In short order we’ve made a pleasingly pale, silky looking batter. We halved the amounts which means there’s not enough to to go in one of my springform tins. So we use a solid Victoria Sandwich tin instead. Regrettably we don’t have anything to line the tin. I remember a technique from cooking show ones whereby cakes will happily pop out of tins if greased and lightly dusted with flour or cocoa powder. Unfortunately this doesn’t quite work. I don’t know if it’s because I used more of the margarine rather than butter. Is there a dairy free version of this technique available? So half our glorious sponge clings obstinately to the bottom and needs scraping off with a spoon. However since we’ll be crumbling the sponge up anyway, it doesn’t matter.

A slightly broken up sponge cake

The jelly

I converted to agar agar a while ago, and still have a pack in my cupboard which survived the recent house move. Unfortunately my very little precision scales I use for very small quantities didn’t make it (or did I give them away to someone?) So I eyeball what I reckon is about the 2.7 grams needed to go in with 300 mls of apple juice, some defrosted and squished up blackberries and a couple of spoons of sugar. Agar agar is one of those substances where the chemistry actually matters, so I really hope I have this right. We get it up to boiling point, let it cook for a few minutes, and then tip the contents of our pan into a flat pyrex dish. After 20 mins I’m satisfied it’s solidifying enough as it cools, and sure enough it’s reached the desired wobbly brick texture after 45 mins or so.

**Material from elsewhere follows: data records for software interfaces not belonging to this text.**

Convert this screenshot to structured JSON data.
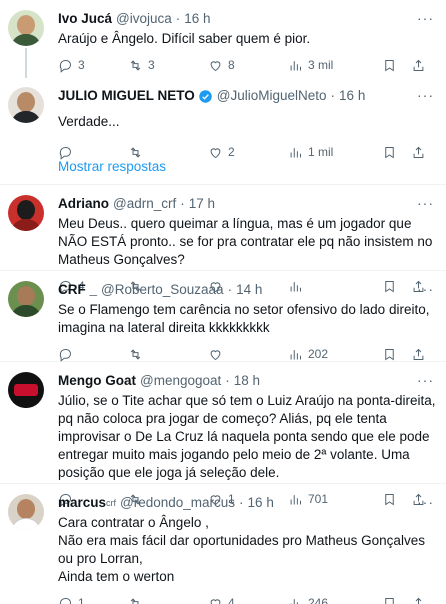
{
  "tweets": [
    {
      "name": "Ivo Jucá",
      "handle": "@ivojuca",
      "time": "16 h",
      "text": [
        "Araújo e Ângelo. Difícil saber quem é pior."
      ],
      "replies": "3",
      "retweets": "3",
      "likes": "8",
      "views": "3 mil"
    },
    {
      "name": "JULIO MIGUEL NETO",
      "handle": "@JulioMiguelNeto",
      "time": "16 h",
      "verified": true,
      "text": [
        "Verdade..."
      ],
      "replies": "",
      "retweets": "",
      "likes": "2",
      "views": "1 mil"
    },
    {
      "name": "Adriano",
      "handle": "@adrn_crf",
      "time": "17 h",
      "text": [
        "Meu Deus.. quero queimar a língua, mas é um jogador que NÃO ESTÁ pronto.. se for pra contratar ele pq não insistem no Matheus Gonçalves?"
      ],
      "replies": "4",
      "retweets": "",
      "likes": "",
      "views": ""
    },
    {
      "name": "CRF _",
      "handle": "@Roberto_Souzaaa",
      "time": "14 h",
      "text": [
        "Se o Flamengo tem carência no setor ofensivo do lado direito, imagina na lateral direita kkkkkkkkk"
      ],
      "replies": "",
      "retweets": "",
      "likes": "",
      "views": "202"
    },
    {
      "name": "Mengo Goat",
      "handle": "@mengogoat",
      "time": "18 h",
      "text": [
        "Júlio, se o Tite achar que só tem o Luiz Araújo na ponta-direita, pq não coloca pra jogar de começo? Aliás, pq ele tenta improvisar o De La Cruz lá naquela ponta sendo que ele pode entregar muito mais jogando pelo meio de 2ª volante. Uma posição que ele joga já seleção dele."
      ],
      "replies": "",
      "retweets": "",
      "likes": "1",
      "views": "701"
    },
    {
      "name": "marcus",
      "name_suffix": "crf",
      "handle": "@redondo_marcus",
      "time": "16 h",
      "text": [
        "Cara contratar o Ângelo ,",
        "Não era mais fácil dar oportunidades pro Matheus Gonçalves ou pro Lorran,",
        "Ainda tem o werton"
      ],
      "replies": "1",
      "retweets": "",
      "likes": "4",
      "views": "246"
    }
  ],
  "show_replies_label": "Mostrar respostas",
  "more_glyph": "···",
  "accent": "#1d9bf0"
}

A block of red jelly

The custard

Custard is another thing I can rarely be bothered to do from scratch. The bought stuff is cheap and tastes (imho) as good as home-made, and it’s alarmingly easy to get it wrong. Since Terry cut out lactose we tried the Alpro soya custard, and can happily report it as a perfectly fine substitution. But, disaster, we used the last of it the other week. So, time to face my fears. The Dairy Alliance have this recipe, which was easy to follow, and worked a treat with the soya milk we have in the fridge. I understand from The Internet there are people who get extremely exercised about the inclusion of cornflour in custards and indeed in anything else. I have taken the decision to ignore them. My custard sits downstairs, creamy, uncurdled, and ready to assemble.

The banana

I sliced a banana up. That’s all I’ve got to say about that.

The squirty cream

Terry has been on the prowl for good dairy free alternatives to stuff for a while now, and we are grateful for the continued service of the fine folks at We splurged on a big ol’ box of treats a couple of weeks back, getting in veggie hot dogs, lactose free cheese & onion crisps, gummy bears and a can of shaving cream style coconut based froth. Just the ticket here.

The construction

To construct, or deconstruct, that is the question. I don’t own a trifle dish and can’t imagine doing this frequently enough to merit purchasing one. While I have faith in the structural integrity of the components, there’s not much of some of them, and I think unless you’re doing a massive party trifle with each layer in volume, the layering effect gets lost. So decontructed it is. Spoonfuls of sponge go into our sundae glasses first, with a sprinkling of sherry to moisten. Then the jelly, smashed into irregular chunks. Then banana, custard & cream haphazedly tumbled on top. For the finishing touch, I have half a pack of flaked almonds and considered giving them a light toast. But on further consideration of the lurid colours of my confection I decided instead to use the teeth destroying silver balls and fully embrace the 80’s vibe.

Glass bowl of trifle
The finished product!